── Information supplied

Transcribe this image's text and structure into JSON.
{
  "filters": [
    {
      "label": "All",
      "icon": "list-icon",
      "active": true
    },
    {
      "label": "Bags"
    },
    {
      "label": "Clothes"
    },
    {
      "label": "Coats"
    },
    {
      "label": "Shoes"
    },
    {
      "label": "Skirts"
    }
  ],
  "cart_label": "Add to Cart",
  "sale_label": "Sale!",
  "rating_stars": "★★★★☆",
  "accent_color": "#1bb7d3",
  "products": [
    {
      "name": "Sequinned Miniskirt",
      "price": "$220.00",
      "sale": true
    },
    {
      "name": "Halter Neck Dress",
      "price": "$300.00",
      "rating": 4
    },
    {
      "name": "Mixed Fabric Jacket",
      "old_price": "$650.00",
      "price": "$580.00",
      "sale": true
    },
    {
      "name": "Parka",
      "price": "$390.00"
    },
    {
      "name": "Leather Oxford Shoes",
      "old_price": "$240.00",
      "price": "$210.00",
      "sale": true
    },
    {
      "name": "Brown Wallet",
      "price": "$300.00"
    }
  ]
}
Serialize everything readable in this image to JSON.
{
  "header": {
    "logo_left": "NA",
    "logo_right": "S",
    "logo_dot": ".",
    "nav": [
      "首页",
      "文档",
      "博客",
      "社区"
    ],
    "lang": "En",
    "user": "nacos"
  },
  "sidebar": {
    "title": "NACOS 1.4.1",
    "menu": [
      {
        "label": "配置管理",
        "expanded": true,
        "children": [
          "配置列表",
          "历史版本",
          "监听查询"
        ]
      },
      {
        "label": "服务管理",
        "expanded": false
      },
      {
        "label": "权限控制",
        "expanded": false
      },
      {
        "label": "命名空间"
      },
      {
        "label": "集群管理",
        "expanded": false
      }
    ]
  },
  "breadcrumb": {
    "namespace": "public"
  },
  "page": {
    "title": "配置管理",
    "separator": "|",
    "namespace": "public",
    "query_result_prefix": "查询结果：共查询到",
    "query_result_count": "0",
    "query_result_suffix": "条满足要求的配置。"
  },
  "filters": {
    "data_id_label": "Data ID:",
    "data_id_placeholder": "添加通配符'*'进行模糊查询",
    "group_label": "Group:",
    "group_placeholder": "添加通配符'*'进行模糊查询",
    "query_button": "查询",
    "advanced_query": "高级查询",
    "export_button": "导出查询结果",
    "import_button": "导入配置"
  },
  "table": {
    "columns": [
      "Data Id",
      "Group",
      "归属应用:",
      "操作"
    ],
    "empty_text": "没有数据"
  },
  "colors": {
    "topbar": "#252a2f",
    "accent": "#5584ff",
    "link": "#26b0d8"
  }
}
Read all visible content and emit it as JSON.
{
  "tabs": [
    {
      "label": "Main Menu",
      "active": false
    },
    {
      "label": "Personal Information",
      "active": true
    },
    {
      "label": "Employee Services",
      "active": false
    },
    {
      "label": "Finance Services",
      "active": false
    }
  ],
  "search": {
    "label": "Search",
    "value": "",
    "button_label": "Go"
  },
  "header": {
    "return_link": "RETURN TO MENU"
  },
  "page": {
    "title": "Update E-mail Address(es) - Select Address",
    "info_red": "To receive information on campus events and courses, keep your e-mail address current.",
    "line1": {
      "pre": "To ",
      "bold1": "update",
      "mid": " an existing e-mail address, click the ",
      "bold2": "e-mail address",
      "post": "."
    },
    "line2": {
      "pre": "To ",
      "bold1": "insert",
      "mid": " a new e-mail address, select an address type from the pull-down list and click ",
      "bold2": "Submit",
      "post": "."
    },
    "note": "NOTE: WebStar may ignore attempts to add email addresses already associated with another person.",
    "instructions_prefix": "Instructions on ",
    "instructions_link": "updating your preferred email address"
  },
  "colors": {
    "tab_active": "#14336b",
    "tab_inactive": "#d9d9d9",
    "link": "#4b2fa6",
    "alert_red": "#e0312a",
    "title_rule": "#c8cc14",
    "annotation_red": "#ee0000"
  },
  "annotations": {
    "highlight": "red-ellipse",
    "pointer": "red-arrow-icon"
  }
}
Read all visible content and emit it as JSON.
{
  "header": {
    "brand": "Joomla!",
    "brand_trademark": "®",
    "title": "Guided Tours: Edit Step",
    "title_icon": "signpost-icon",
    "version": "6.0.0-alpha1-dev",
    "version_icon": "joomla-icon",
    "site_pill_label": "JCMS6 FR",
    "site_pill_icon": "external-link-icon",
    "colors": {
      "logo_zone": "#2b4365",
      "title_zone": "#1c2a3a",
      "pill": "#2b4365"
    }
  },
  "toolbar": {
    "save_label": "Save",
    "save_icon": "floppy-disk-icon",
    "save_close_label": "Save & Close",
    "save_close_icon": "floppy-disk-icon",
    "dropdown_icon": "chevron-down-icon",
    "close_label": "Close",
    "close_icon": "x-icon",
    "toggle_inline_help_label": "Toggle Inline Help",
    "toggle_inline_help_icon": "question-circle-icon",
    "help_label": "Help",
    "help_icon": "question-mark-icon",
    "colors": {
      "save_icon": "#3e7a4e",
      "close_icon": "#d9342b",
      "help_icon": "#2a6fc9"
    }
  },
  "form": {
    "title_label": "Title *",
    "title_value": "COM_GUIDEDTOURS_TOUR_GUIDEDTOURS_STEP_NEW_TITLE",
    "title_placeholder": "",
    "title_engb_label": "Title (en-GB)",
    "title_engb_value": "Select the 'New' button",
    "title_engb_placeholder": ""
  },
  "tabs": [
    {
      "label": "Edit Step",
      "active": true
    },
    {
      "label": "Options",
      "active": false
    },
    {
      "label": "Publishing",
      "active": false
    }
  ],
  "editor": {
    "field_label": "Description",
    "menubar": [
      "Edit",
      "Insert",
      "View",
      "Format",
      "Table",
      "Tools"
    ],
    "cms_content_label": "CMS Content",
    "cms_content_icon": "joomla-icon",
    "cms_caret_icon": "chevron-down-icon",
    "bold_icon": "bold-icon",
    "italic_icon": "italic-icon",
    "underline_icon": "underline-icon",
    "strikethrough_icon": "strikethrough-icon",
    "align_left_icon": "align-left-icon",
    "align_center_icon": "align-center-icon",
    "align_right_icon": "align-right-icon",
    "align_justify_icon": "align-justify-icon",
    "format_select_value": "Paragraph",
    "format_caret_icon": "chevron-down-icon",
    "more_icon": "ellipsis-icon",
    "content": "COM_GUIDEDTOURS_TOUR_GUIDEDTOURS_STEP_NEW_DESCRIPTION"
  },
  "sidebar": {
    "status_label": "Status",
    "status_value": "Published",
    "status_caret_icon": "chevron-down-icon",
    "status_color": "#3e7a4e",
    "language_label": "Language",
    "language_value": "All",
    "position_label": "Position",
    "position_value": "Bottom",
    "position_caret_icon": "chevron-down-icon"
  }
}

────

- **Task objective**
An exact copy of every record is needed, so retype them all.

- **Task output**
Transcribe this image's text and structure into JSON.
{
  "filters": [
    {
      "label": "All",
      "icon": "list-icon",
      "active": true
    },
    {
      "label": "Bags"
    },
    {
      "label": "Clothes"
    },
    {
      "label": "Coats"
    },
    {
      "label": "Shoes"
    },
    {
      "label": "Skirts"
    }
  ],
  "cart_label": "Add to Cart",
  "sale_label": "Sale!",
  "rating_stars": "★★★★☆",
  "accent_color": "#1bb7d3",
  "products": [
    {
      "name": "Sequinned Miniskirt",
      "price": "$220.00",
      "sale": true
    },
    {
      "name": "Halter Neck Dress",
      "price": "$300.00",
      "rating": 4
    },
    {
      "name": "Mixed Fabric Jacket",
      "old_price": "$650.00",
      "price": "$580.00",
      "sale": true
    },
    {
      "name": "Parka",
      "price": "$390.00"
    },
    {
      "name": "Leather Oxford Shoes",
      "old_price": "$240.00",
      "price": "$210.00",
      "sale": true
    },
    {
      "name": "Brown Wallet",
      "price": "$300.00"
    }
  ]
}
Serialize everything readable in this image to JSON.
{
  "header": {
    "logo_left": "NA",
    "logo_right": "S",
    "logo_dot": ".",
    "nav": [
      "首页",
      "文档",
      "博客",
      "社区"
    ],
    "lang": "En",
    "user": "nacos"
  },
  "sidebar": {
    "title": "NACOS 1.4.1",
    "menu": [
      {
        "label": "配置管理",
        "expanded": true,
        "children": [
          "配置列表",
          "历史版本",
          "监听查询"
        ]
      },
      {
        "label": "服务管理",
        "expanded": false
      },
      {
        "label": "权限控制",
        "expanded": false
      },
      {
        "label": "命名空间"
      },
      {
        "label": "集群管理",
        "expanded": false
      }
    ]
  },
  "breadcrumb": {
    "namespace": "public"
  },
  "page": {
    "title": "配置管理",
    "separator": "|",
    "namespace": "public",
    "query_result_prefix": "查询结果：共查询到",
    "query_result_count": "0",
    "query_result_suffix": "条满足要求的配置。"
  },
  "filters": {
    "data_id_label": "Data ID:",
    "data_id_placeholder": "添加通配符'*'进行模糊查询",
    "group_label": "Group:",
    "group_placeholder": "添加通配符'*'进行模糊查询",
    "query_button": "查询",
    "advanced_query": "高级查询",
    "export_button": "导出查询结果",
    "import_button": "导入配置"
  },
  "table": {
    "columns": [
      "Data Id",
      "Group",
      "归属应用:",
      "操作"
    ],
    "empty_text": "没有数据"
  },
  "colors": {
    "topbar": "#252a2f",
    "accent": "#5584ff",
    "link": "#26b0d8"
  }
}
Read all visible content and emit it as JSON.
{
  "tabs": [
    {
      "label": "Main Menu",
      "active": false
    },
    {
      "label": "Personal Information",
      "active": true
    },
    {
      "label": "Employee Services",
      "active": false
    },
    {
      "label": "Finance Services",
      "active": false
    }
  ],
  "search": {
    "label": "Search",
    "value": "",
    "button_label": "Go"
  },
  "header": {
    "return_link": "RETURN TO MENU"
  },
  "page": {
    "title": "Update E-mail Address(es) - Select Address",
    "info_red": "To receive information on campus events and courses, keep your e-mail address current.",
    "line1": {
      "pre": "To ",
      "bold1": "update",
      "mid": " an existing e-mail address, click the ",
      "bold2": "e-mail address",
      "post": "."
    },
    "line2": {
      "pre": "To ",
      "bold1": "insert",
      "mid": " a new e-mail address, select an address type from the pull-down list and click ",
      "bold2": "Submit",
      "post": "."
    },
    "note": "NOTE: WebStar may ignore attempts to add email addresses already associated with another person.",
    "instructions_prefix": "Instructions on ",
    "instructions_link": "updating your preferred email address"
  },
  "colors": {
    "tab_active": "#14336b",
    "tab_inactive": "#d9d9d9",
    "link": "#4b2fa6",
    "alert_red": "#e0312a",
    "title_rule": "#c8cc14",
    "annotation_red": "#ee0000"
  },
  "annotations": {
    "highlight": "red-ellipse",
    "pointer": "red-arrow-icon"
  }
}
Read all visible content and emit it as JSON.
{
  "header": {
    "brand": "Joomla!",
    "brand_trademark": "®",
    "title": "Guided Tours: Edit Step",
    "title_icon": "signpost-icon",
    "version": "6.0.0-alpha1-dev",
    "version_icon": "joomla-icon",
    "site_pill_label": "JCMS6 FR",
    "site_pill_icon": "external-link-icon",
    "colors": {
      "logo_zone": "#2b4365",
      "title_zone": "#1c2a3a",
      "pill": "#2b4365"
    }
  },
  "toolbar": {
    "save_label": "Save",
    "save_icon": "floppy-disk-icon",
    "save_close_label": "Save & Close",
    "save_close_icon": "floppy-disk-icon",
    "dropdown_icon": "chevron-down-icon",
    "close_label": "Close",
    "close_icon": "x-icon",
    "toggle_inline_help_label": "Toggle Inline Help",
    "toggle_inline_help_icon": "question-circle-icon",
    "help_label": "Help",
    "help_icon": "question-mark-icon",
    "colors": {
      "save_icon": "#3e7a4e",
      "close_icon": "#d9342b",
      "help_icon": "#2a6fc9"
    }
  },
  "form": {
    "title_label": "Title *",
    "title_value": "COM_GUIDEDTOURS_TOUR_GUIDEDTOURS_STEP_NEW_TITLE",
    "title_placeholder": "",
    "title_engb_label": "Title (en-GB)",
    "title_engb_value": "Select the 'New' button",
    "title_engb_placeholder": ""
  },
  "tabs": [
    {
      "label": "Edit Step",
      "active": true
    },
    {
      "label": "Options",
      "active": false
    },
    {
      "label": "Publishing",
      "active": false
    }
  ],
  "editor": {
    "field_label": "Description",
    "menubar": [
      "Edit",
      "Insert",
      "View",
      "Format",
      "Table",
      "Tools"
    ],
    "cms_content_label": "CMS Content",
    "cms_content_icon": "joomla-icon",
    "cms_caret_icon": "chevron-down-icon",
    "bold_icon": "bold-icon",
    "italic_icon": "italic-icon",
    "underline_icon": "underline-icon",
    "strikethrough_icon": "strikethrough-icon",
    "align_left_icon": "align-left-icon",
    "align_center_icon": "align-center-icon",
    "align_right_icon": "align-right-icon",
    "align_justify_icon": "align-justify-icon",
    "format_select_value": "Paragraph",
    "format_caret_icon": "chevron-down-icon",
    "more_icon": "ellipsis-icon",
    "content": "COM_GUIDEDTOURS_TOUR_GUIDEDTOURS_STEP_NEW_DESCRIPTION"
  },
  "sidebar": {
    "status_label": "Status",
    "status_value": "Published",
    "status_caret_icon": "chevron-down-icon",
    "status_color": "#3e7a4e",
    "language_label": "Language",
    "language_value": "All",
    "position_label": "Position",
    "position_value": "Bottom",
    "position_caret_icon": "chevron-down-icon"
  }
}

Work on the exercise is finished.